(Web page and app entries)

┌──

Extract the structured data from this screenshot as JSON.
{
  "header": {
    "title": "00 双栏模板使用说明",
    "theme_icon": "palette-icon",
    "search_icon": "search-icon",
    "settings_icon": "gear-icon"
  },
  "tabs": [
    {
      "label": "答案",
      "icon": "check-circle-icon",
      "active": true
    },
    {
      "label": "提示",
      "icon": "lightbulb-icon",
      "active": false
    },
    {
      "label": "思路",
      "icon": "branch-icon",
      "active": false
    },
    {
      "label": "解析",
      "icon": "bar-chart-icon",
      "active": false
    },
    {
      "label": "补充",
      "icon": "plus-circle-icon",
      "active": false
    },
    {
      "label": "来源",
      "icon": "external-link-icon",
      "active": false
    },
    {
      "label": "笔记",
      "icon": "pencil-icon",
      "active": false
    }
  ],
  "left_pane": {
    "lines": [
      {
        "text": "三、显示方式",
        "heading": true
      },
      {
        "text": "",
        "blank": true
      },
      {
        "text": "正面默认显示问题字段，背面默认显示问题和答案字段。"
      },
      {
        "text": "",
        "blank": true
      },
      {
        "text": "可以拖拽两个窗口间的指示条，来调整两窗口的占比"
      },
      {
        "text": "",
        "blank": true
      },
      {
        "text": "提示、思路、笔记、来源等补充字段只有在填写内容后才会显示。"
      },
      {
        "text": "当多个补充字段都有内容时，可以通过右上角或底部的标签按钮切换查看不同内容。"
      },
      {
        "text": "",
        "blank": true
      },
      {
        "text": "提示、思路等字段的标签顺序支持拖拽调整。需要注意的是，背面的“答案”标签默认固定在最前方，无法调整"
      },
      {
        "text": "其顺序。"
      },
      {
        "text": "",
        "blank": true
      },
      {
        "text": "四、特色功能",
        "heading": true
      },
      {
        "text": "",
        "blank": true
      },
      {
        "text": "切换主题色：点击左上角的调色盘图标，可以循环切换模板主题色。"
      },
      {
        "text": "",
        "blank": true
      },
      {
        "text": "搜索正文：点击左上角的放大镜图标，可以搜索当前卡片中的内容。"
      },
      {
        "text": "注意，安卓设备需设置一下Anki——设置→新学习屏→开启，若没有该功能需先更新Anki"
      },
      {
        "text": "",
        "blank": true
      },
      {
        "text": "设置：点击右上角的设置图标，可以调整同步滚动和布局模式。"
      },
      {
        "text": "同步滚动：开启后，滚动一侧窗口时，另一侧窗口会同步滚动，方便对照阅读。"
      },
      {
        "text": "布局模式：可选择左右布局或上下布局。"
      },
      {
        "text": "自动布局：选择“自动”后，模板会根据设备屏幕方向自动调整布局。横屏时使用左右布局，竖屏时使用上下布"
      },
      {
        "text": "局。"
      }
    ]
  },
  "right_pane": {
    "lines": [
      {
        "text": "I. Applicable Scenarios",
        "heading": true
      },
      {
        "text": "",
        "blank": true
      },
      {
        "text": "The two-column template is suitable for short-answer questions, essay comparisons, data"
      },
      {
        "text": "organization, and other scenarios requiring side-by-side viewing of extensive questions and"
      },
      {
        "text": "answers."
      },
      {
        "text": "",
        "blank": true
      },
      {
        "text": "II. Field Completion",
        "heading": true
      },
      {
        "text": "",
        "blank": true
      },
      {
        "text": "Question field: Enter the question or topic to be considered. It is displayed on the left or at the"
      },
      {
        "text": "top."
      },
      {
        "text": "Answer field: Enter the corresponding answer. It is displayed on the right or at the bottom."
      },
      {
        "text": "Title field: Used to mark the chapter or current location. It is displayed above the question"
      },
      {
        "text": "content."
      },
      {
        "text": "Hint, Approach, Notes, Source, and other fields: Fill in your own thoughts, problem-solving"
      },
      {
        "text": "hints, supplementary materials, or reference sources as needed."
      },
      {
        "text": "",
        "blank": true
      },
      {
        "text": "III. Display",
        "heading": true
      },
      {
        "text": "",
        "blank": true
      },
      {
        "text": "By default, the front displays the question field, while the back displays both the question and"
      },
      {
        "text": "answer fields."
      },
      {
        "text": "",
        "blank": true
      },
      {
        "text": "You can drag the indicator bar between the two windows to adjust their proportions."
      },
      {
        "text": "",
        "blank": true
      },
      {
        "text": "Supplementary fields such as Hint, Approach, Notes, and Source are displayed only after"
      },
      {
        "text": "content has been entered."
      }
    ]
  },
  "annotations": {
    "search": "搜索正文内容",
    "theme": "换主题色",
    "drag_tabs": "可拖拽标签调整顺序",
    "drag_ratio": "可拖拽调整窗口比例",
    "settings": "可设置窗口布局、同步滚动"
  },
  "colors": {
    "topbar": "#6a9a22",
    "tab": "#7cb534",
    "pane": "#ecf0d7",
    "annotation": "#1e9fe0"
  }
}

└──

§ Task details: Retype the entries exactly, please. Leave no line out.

§ Answer section:
Extract the structured data from this screenshot as JSON.
{
  "header": {
    "title": "00 双栏模板使用说明",
    "theme_icon": "palette-icon",
    "search_icon": "search-icon",
    "settings_icon": "gear-icon"
  },
  "tabs": [
    {
      "label": "答案",
      "icon": "check-circle-icon",
      "active": true
    },
    {
      "label": "提示",
      "icon": "lightbulb-icon",
      "active": false
    },
    {
      "label": "思路",
      "icon": "branch-icon",
      "active": false
    },
    {
      "label": "解析",
      "icon": "bar-chart-icon",
      "active": false
    },
    {
      "label": "补充",
      "icon": "plus-circle-icon",
      "active": false
    },
    {
      "label": "来源",
      "icon": "external-link-icon",
      "active": false
    },
    {
      "label": "笔记",
      "icon": "pencil-icon",
      "active": false
    }
  ],
  "left_pane": {
    "lines": [
      {
        "text": "三、显示方式",
        "heading": true
      },
      {
        "text": "",
        "blank": true
      },
      {
        "text": "正面默认显示问题字段，背面默认显示问题和答案字段。"
      },
      {
        "text": "",
        "blank": true
      },
      {
        "text": "可以拖拽两个窗口间的指示条，来调整两窗口的占比"
      },
      {
        "text": "",
        "blank": true
      },
      {
        "text": "提示、思路、笔记、来源等补充字段只有在填写内容后才会显示。"
      },
      {
        "text": "当多个补充字段都有内容时，可以通过右上角或底部的标签按钮切换查看不同内容。"
      },
      {
        "text": "",
        "blank": true
      },
      {
        "text": "提示、思路等字段的标签顺序支持拖拽调整。需要注意的是，背面的“答案”标签默认固定在最前方，无法调整"
      },
      {
        "text": "其顺序。"
      },
      {
        "text": "",
        "blank": true
      },
      {
        "text": "四、特色功能",
        "heading": true
      },
      {
        "text": "",
        "blank": true
      },
      {
        "text": "切换主题色：点击左上角的调色盘图标，可以循环切换模板主题色。"
      },
      {
        "text": "",
        "blank": true
      },
      {
        "text": "搜索正文：点击左上角的放大镜图标，可以搜索当前卡片中的内容。"
      },
      {
        "text": "注意，安卓设备需设置一下Anki——设置→新学习屏→开启，若没有该功能需先更新Anki"
      },
      {
        "text": "",
        "blank": true
      },
      {
        "text": "设置：点击右上角的设置图标，可以调整同步滚动和布局模式。"
      },
      {
        "text": "同步滚动：开启后，滚动一侧窗口时，另一侧窗口会同步滚动，方便对照阅读。"
      },
      {
        "text": "布局模式：可选择左右布局或上下布局。"
      },
      {
        "text": "自动布局：选择“自动”后，模板会根据设备屏幕方向自动调整布局。横屏时使用左右布局，竖屏时使用上下布"
      },
      {
        "text": "局。"
      }
    ]
  },
  "right_pane": {
    "lines": [
      {
        "text": "I. Applicable Scenarios",
        "heading": true
      },
      {
        "text": "",
        "blank": true
      },
      {
        "text": "The two-column template is suitable for short-answer questions, essay comparisons, data"
      },
      {
        "text": "organization, and other scenarios requiring side-by-side viewing of extensive questions and"
      },
      {
        "text": "answers."
      },
      {
        "text": "",
        "blank": true
      },
      {
        "text": "II. Field Completion",
        "heading": true
      },
      {
        "text": "",
        "blank": true
      },
      {
        "text": "Question field: Enter the question or topic to be considered. It is displayed on the left or at the"
      },
      {
        "text": "top."
      },
      {
        "text": "Answer field: Enter the corresponding answer. It is displayed on the right or at the bottom."
      },
      {
        "text": "Title field: Used to mark the chapter or current location. It is displayed above the question"
      },
      {
        "text": "content."
      },
      {
        "text": "Hint, Approach, Notes, Source, and other fields: Fill in your own thoughts, problem-solving"
      },
      {
        "text": "hints, supplementary materials, or reference sources as needed."
      },
      {
        "text": "",
        "blank": true
      },
      {
        "text": "III. Display",
        "heading": true
      },
      {
        "text": "",
        "blank": true
      },
      {
        "text": "By default, the front displays the question field, while the back displays both the question and"
      },
      {
        "text": "answer fields."
      },
      {
        "text": "",
        "blank": true
      },
      {
        "text": "You can drag the indicator bar between the two windows to adjust their proportions."
      },
      {
        "text": "",
        "blank": true
      },
      {
        "text": "Supplementary fields such as Hint, Approach, Notes, and Source are displayed only after"
      },
      {
        "text": "content has been entered."
      }
    ]
  },
  "annotations": {
    "search": "搜索正文内容",
    "theme": "换主题色",
    "drag_tabs": "可拖拽标签调整顺序",
    "drag_ratio": "可拖拽调整窗口比例",
    "settings": "可设置窗口布局、同步滚动"
  },
  "colors": {
    "topbar": "#6a9a22",
    "tab": "#7cb534",
    "pane": "#ecf0d7",
    "annotation": "#1e9fe0"
  }
}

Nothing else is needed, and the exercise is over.